I previously posted about insurance companies and the EOB. I’ve been thinking more and more about this issue and have come to the conclusion that physicians must band together and file class action lawsuits against insurance companies in order to collect the reimbursements that they legally deserve. If you take a closer look at the dynamic between insurance companies and physicians, you will find that it is heavily skewed in favor of the insurance company.
Here is typically what happens. A patient sees a physician who has an agreement in place with an insurance company. The physician sends the bill or claim to the insurance company, and the insurance company remits payment along with an EOB. One hundred percent of the time, the insurance company does not pay the full amount of the bill. The physician typically accepts the payment and does not bother with trying to collect more. When the insurance company denies the claim, the physician may try to collect payment and resubmit the claim. But typically there is a huge loss by the physician who does not have expertise in collecting payment.
If you look closely at this you will find that essentially the insurance company short changes the doctor and does not pay the full bill. In any other consumer-vendor interaction, it would be a violation of payment contract. This would be equivalent to going out to dinner and then paying half the bill instead of the whole thing. I’ve never thought of doing that, and I doubt many readers have. In those situations, it would clearly be unacceptable. We know it, and the restaurant would know it.
What makes it any different if a doctor is not paid the amount of his bill? One could argue that doctors provide a community service, and that, if a patient is getting a free ride by the doctor, that is not such a bad thing. However, the reality is that it is the insurance company getting a free ride, not the patient.

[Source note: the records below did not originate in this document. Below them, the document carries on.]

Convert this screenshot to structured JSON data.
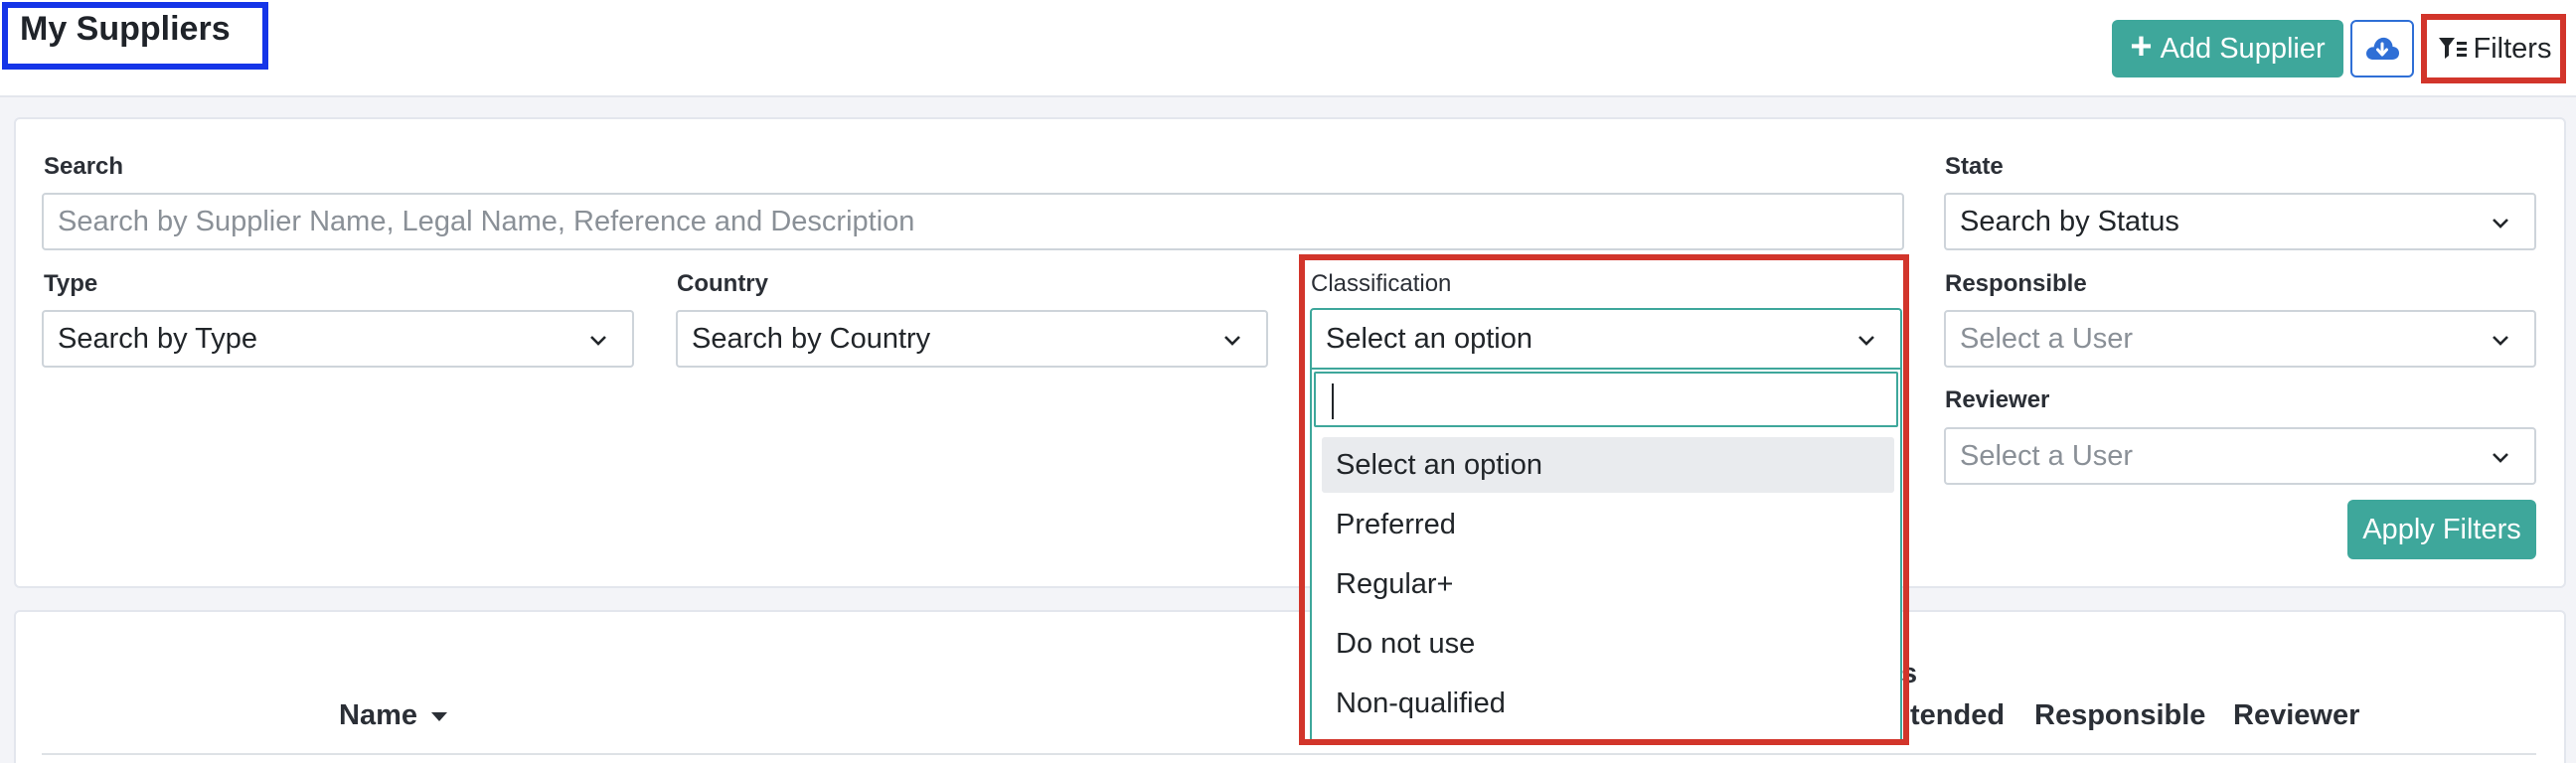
{
  "header": {
    "title": "My Suppliers",
    "add_button": "Add Supplier",
    "download_icon": "cloud-download-icon",
    "filters_button": "Filters",
    "filters_icon": "filter-list-icon"
  },
  "filters": {
    "search": {
      "label": "Search",
      "placeholder": "Search by Supplier Name, Legal Name, Reference and Description"
    },
    "state": {
      "label": "State",
      "value": "Search by Status"
    },
    "type": {
      "label": "Type",
      "value": "Search by Type"
    },
    "country": {
      "label": "Country",
      "value": "Search by Country"
    },
    "classification": {
      "label": "Classification",
      "value": "Select an option",
      "search_value": "",
      "options": [
        "Select an option",
        "Preferred",
        "Regular+",
        "Do not use",
        "Non-qualified"
      ],
      "highlighted_index": 0
    },
    "responsible": {
      "label": "Responsible",
      "placeholder": "Select a User"
    },
    "reviewer": {
      "label": "Reviewer",
      "placeholder": "Select a User"
    },
    "apply_button": "Apply Filters"
  },
  "table": {
    "columns": [
      {
        "label": "Name",
        "sorted": "desc"
      },
      {
        "label": "s"
      },
      {
        "label": "tended"
      },
      {
        "label": "Responsible"
      },
      {
        "label": "Reviewer"
      }
    ]
  },
  "colors": {
    "primary": "#3ea79b",
    "title_highlight": "#1535e8",
    "annotation_highlight": "#d2352b",
    "download_border": "#2f6fd6"
  }
}
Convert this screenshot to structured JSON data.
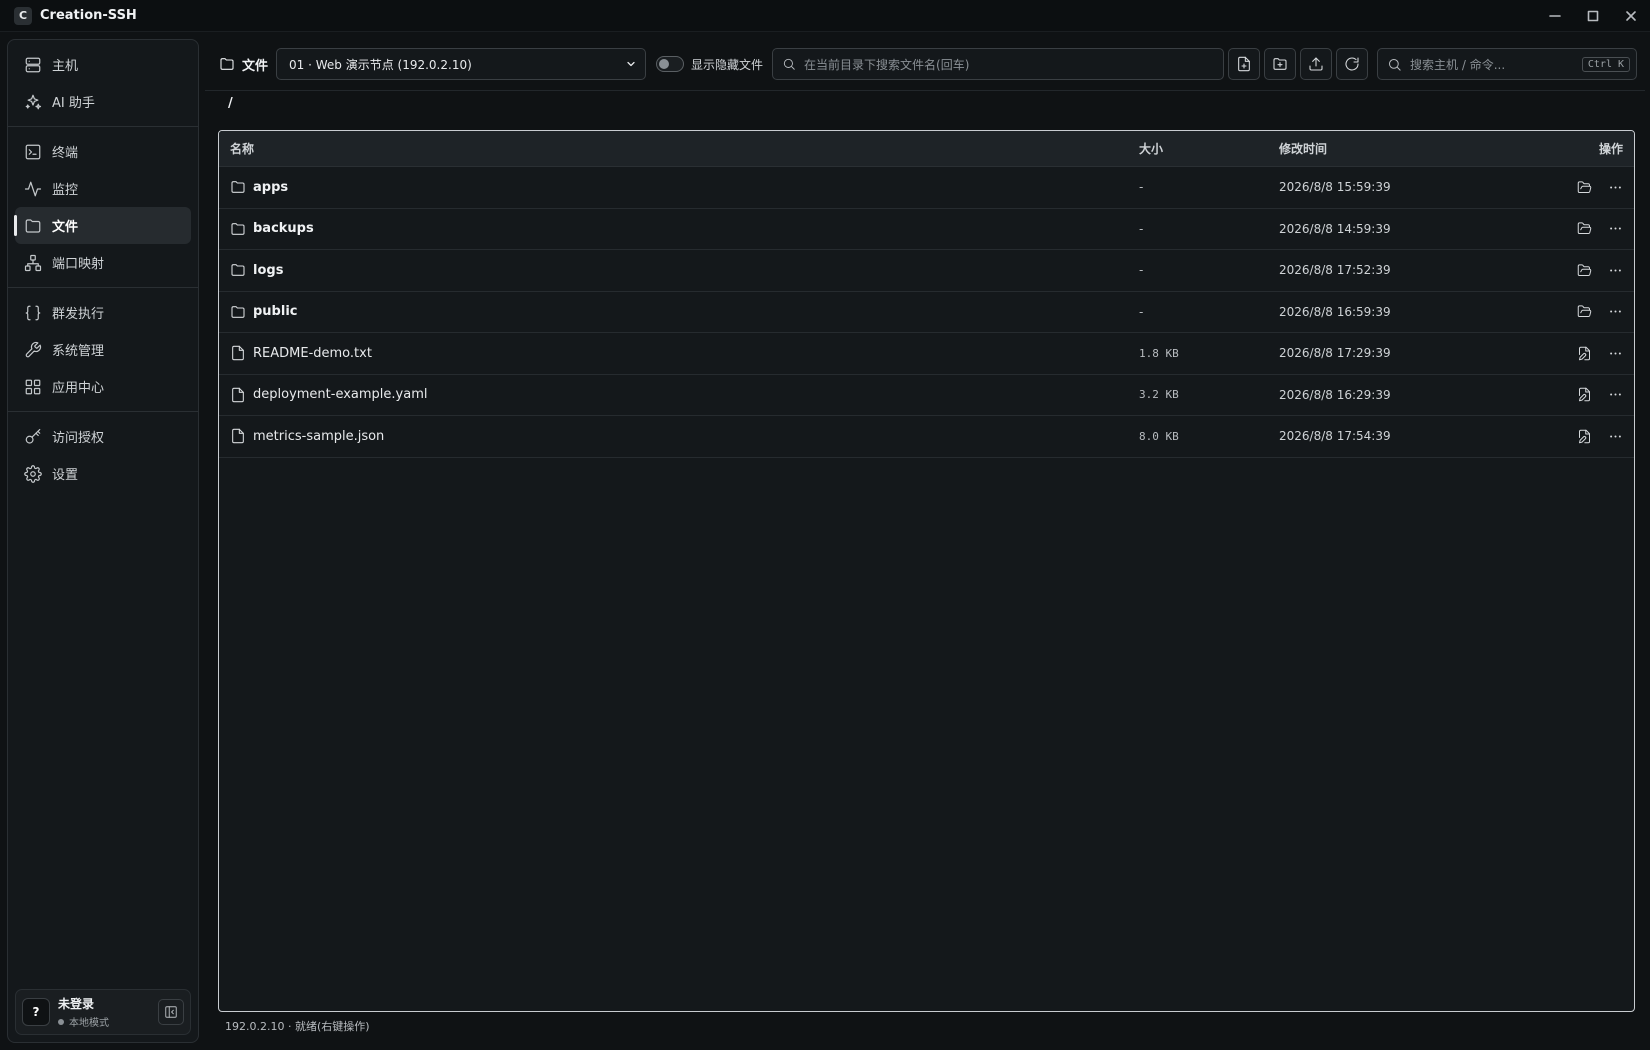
{
  "app": {
    "title": "Creation-SSH",
    "logo_letter": "C"
  },
  "sidebar": {
    "groups": [
      [
        {
          "label": "主机",
          "icon": "server-icon"
        },
        {
          "label": "AI 助手",
          "icon": "sparkles-icon"
        }
      ],
      [
        {
          "label": "终端",
          "icon": "terminal-icon"
        },
        {
          "label": "监控",
          "icon": "activity-icon"
        },
        {
          "label": "文件",
          "icon": "folder-icon",
          "active": true
        },
        {
          "label": "端口映射",
          "icon": "network-icon"
        }
      ],
      [
        {
          "label": "群发执行",
          "icon": "braces-icon"
        },
        {
          "label": "系统管理",
          "icon": "wrench-icon"
        },
        {
          "label": "应用中心",
          "icon": "grid-icon"
        }
      ],
      [
        {
          "label": "访问授权",
          "icon": "key-icon"
        },
        {
          "label": "设置",
          "icon": "gear-icon"
        }
      ]
    ],
    "user": {
      "avatar": "?",
      "name": "未登录",
      "mode": "本地模式"
    }
  },
  "toolbar": {
    "title": "文件",
    "host_select": "01 · Web 演示节点 (192.0.2.10)",
    "show_hidden_label": "显示隐藏文件",
    "show_hidden": false,
    "search_placeholder": "在当前目录下搜索文件名(回车)",
    "global_search_placeholder": "搜索主机 / 命令...",
    "global_search_shortcut": "Ctrl K"
  },
  "breadcrumb": "/",
  "table": {
    "headers": {
      "name": "名称",
      "size": "大小",
      "time": "修改时间",
      "actions": "操作"
    },
    "rows": [
      {
        "type": "folder",
        "name": "apps",
        "size": "-",
        "time": "2026/8/8 15:59:39"
      },
      {
        "type": "folder",
        "name": "backups",
        "size": "-",
        "time": "2026/8/8 14:59:39"
      },
      {
        "type": "folder",
        "name": "logs",
        "size": "-",
        "time": "2026/8/8 17:52:39"
      },
      {
        "type": "folder",
        "name": "public",
        "size": "-",
        "time": "2026/8/8 16:59:39"
      },
      {
        "type": "file",
        "name": "README-demo.txt",
        "size": "1.8 KB",
        "time": "2026/8/8 17:29:39"
      },
      {
        "type": "file",
        "name": "deployment-example.yaml",
        "size": "3.2 KB",
        "time": "2026/8/8 16:29:39"
      },
      {
        "type": "file",
        "name": "metrics-sample.json",
        "size": "8.0 KB",
        "time": "2026/8/8 17:54:39"
      }
    ]
  },
  "status": "192.0.2.10 · 就绪(右键操作)"
}
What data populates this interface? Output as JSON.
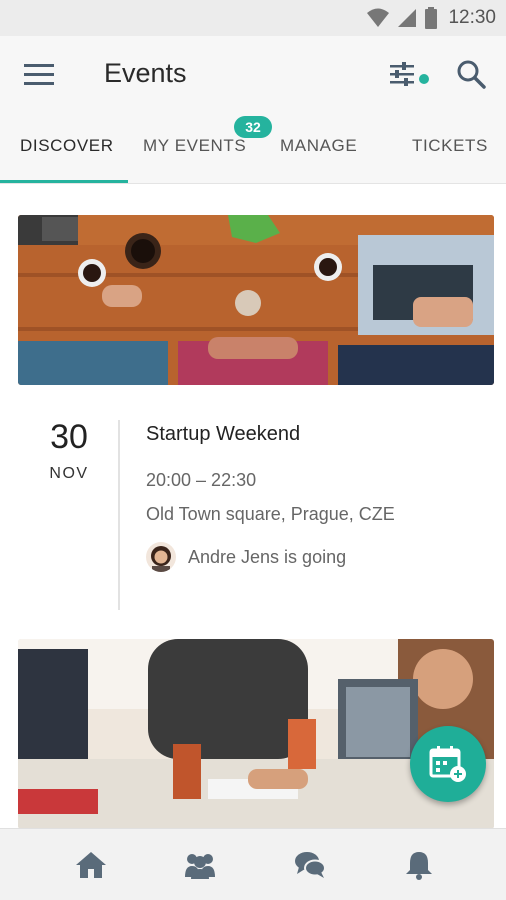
{
  "status_bar": {
    "time": "12:30",
    "icons": [
      "wifi-icon",
      "signal-icon",
      "battery-icon"
    ]
  },
  "app_bar": {
    "title": "Events",
    "menu_icon": "hamburger-menu-icon",
    "filter_icon": "filter-sliders-icon",
    "search_icon": "search-icon"
  },
  "tabs": [
    {
      "label": "DISCOVER",
      "active": true
    },
    {
      "label": "MY EVENTS",
      "badge": "32"
    },
    {
      "label": "MANAGE"
    },
    {
      "label": "TICKETS"
    }
  ],
  "event": {
    "day": "30",
    "month": "NOV",
    "title": "Startup Weekend",
    "time": "20:00 – 22:30",
    "location": "Old Town square, Prague, CZE",
    "attendee_text": "Andre Jens is going"
  },
  "fab": {
    "icon": "add-calendar-icon"
  },
  "bottom_nav": [
    {
      "icon": "home-icon"
    },
    {
      "icon": "people-icon"
    },
    {
      "icon": "chat-icon"
    },
    {
      "icon": "bell-icon"
    }
  ],
  "colors": {
    "accent": "#25b39e",
    "fab": "#1fae98",
    "icon_gray": "#5a6b7a"
  }
}
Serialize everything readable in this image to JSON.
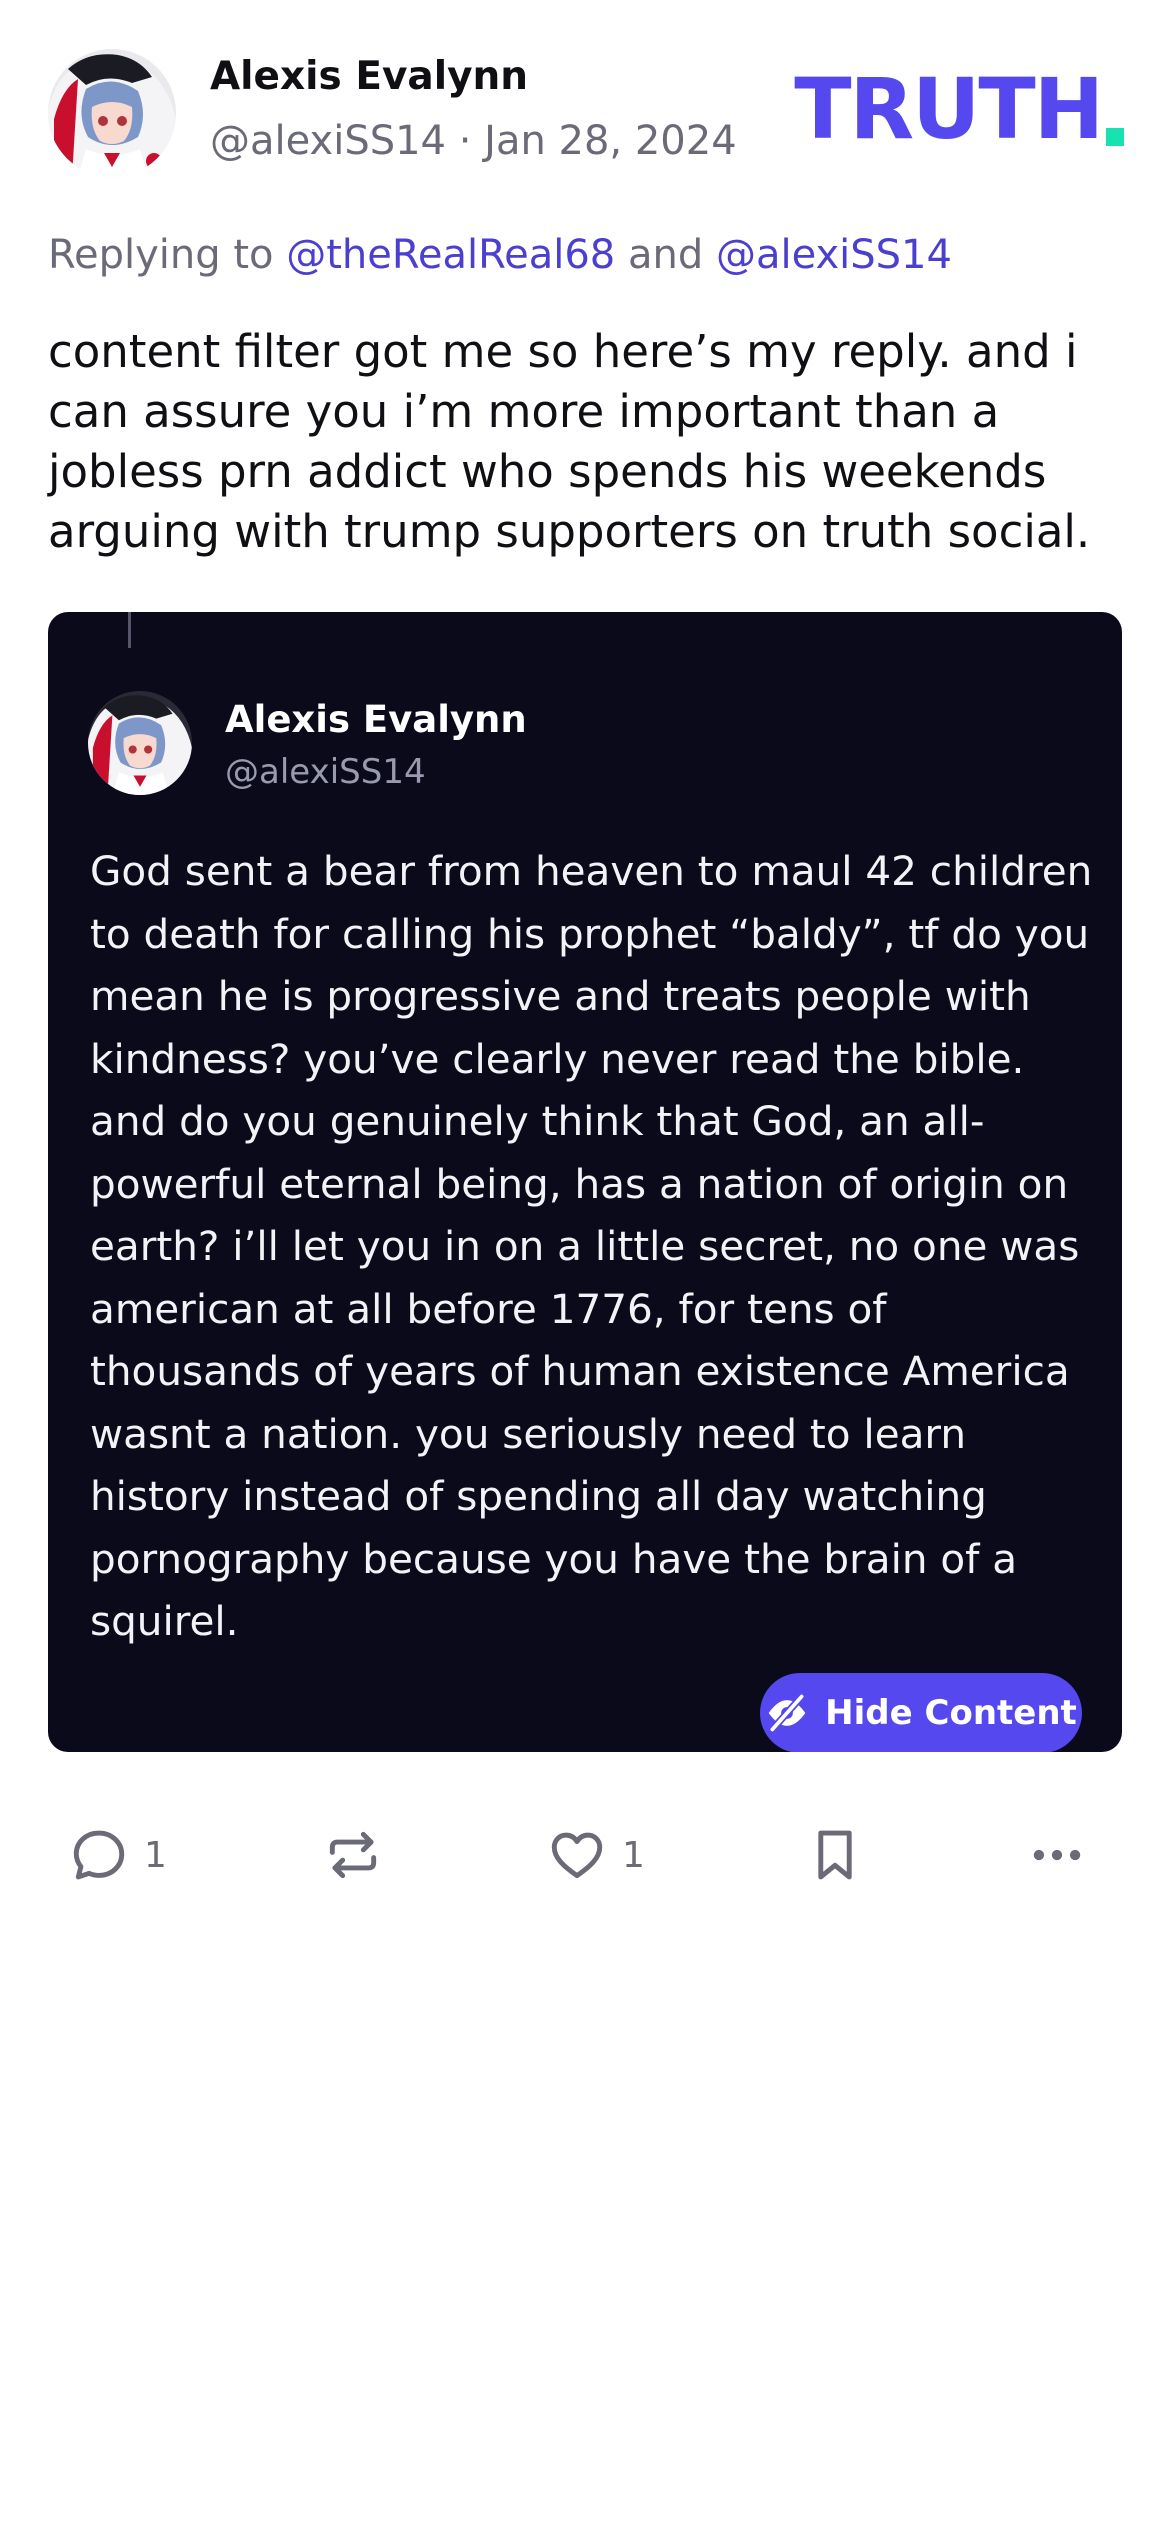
{
  "post": {
    "author": {
      "display_name": "Alexis Evalynn",
      "meta": "@alexiSS14 · Jan 28, 2024",
      "avatar_icon": "anime-avatar-icon"
    },
    "logo": {
      "text": "TRUTH",
      "dot_color": "#17e2b2",
      "color": "#5448ee"
    },
    "replying": {
      "prefix": "Replying to",
      "mention1": "@theRealReal68",
      "conjunction": "and",
      "mention2": "@alexiSS14"
    },
    "body": "content filter got me so here’s my reply. and i can assure you i’m more important than a jobless prn addict who spends his weekends arguing with trump supporters on truth social."
  },
  "quoted": {
    "display_name": "Alexis Evalynn",
    "handle": "@alexiSS14",
    "text": "God sent a bear from heaven to maul 42 children to death for calling his prophet “baldy”, tf do you mean he is progressive and treats people with kindness? you’ve clearly never read the bible. and do you genuinely think that God, an all-powerful eternal being, has a nation of origin on earth? i’ll let you in on a little secret, no one was american at all before 1776, for tens of thousands of years of human existence America wasnt a nation. you seriously need to learn history instead of spending all day watching pornography because you have the brain of a squirel.",
    "hide_button": "Hide Content",
    "card_color": "#0b0a1a"
  },
  "actions": {
    "reply_count": "1",
    "like_count": "1",
    "icons": [
      "comment-icon",
      "repost-icon",
      "heart-icon",
      "bookmark-icon",
      "more-icon"
    ]
  }
}
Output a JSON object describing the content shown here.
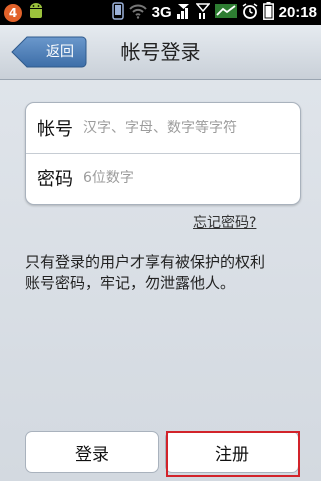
{
  "status_bar": {
    "notification_count": "4",
    "network_type": "3G",
    "time": "20:18",
    "icons": [
      "android-icon",
      "phone-icon",
      "wifi-icon",
      "signal-icon",
      "no-sim-icon",
      "data-activity-icon",
      "alarm-icon",
      "battery-icon"
    ]
  },
  "header": {
    "back_label": "返回",
    "title": "帐号登录"
  },
  "form": {
    "account_label": "帐号",
    "account_placeholder": "汉字、字母、数字等字符",
    "password_label": "密码",
    "password_placeholder": "6位数字"
  },
  "forgot_password": "忘记密码?",
  "notice": {
    "line1": "只有登录的用户才享有被保护的权利",
    "line2": "账号密码，牢记，勿泄露他人。"
  },
  "buttons": {
    "login": "登录",
    "register": "注册"
  },
  "colors": {
    "back_button": "#4f7fb5",
    "highlight": "#d2232a",
    "notification_badge": "#e2622a"
  }
}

What is going to change the system? Class action lawsuits. In my next post I will highlight some examples of how this could all work.
One could argue that taking such action would essentially bankrupt insurance companies and break the healthcare system. If I had to choose between squeezing doctors or insurance companies, you know who I would choose.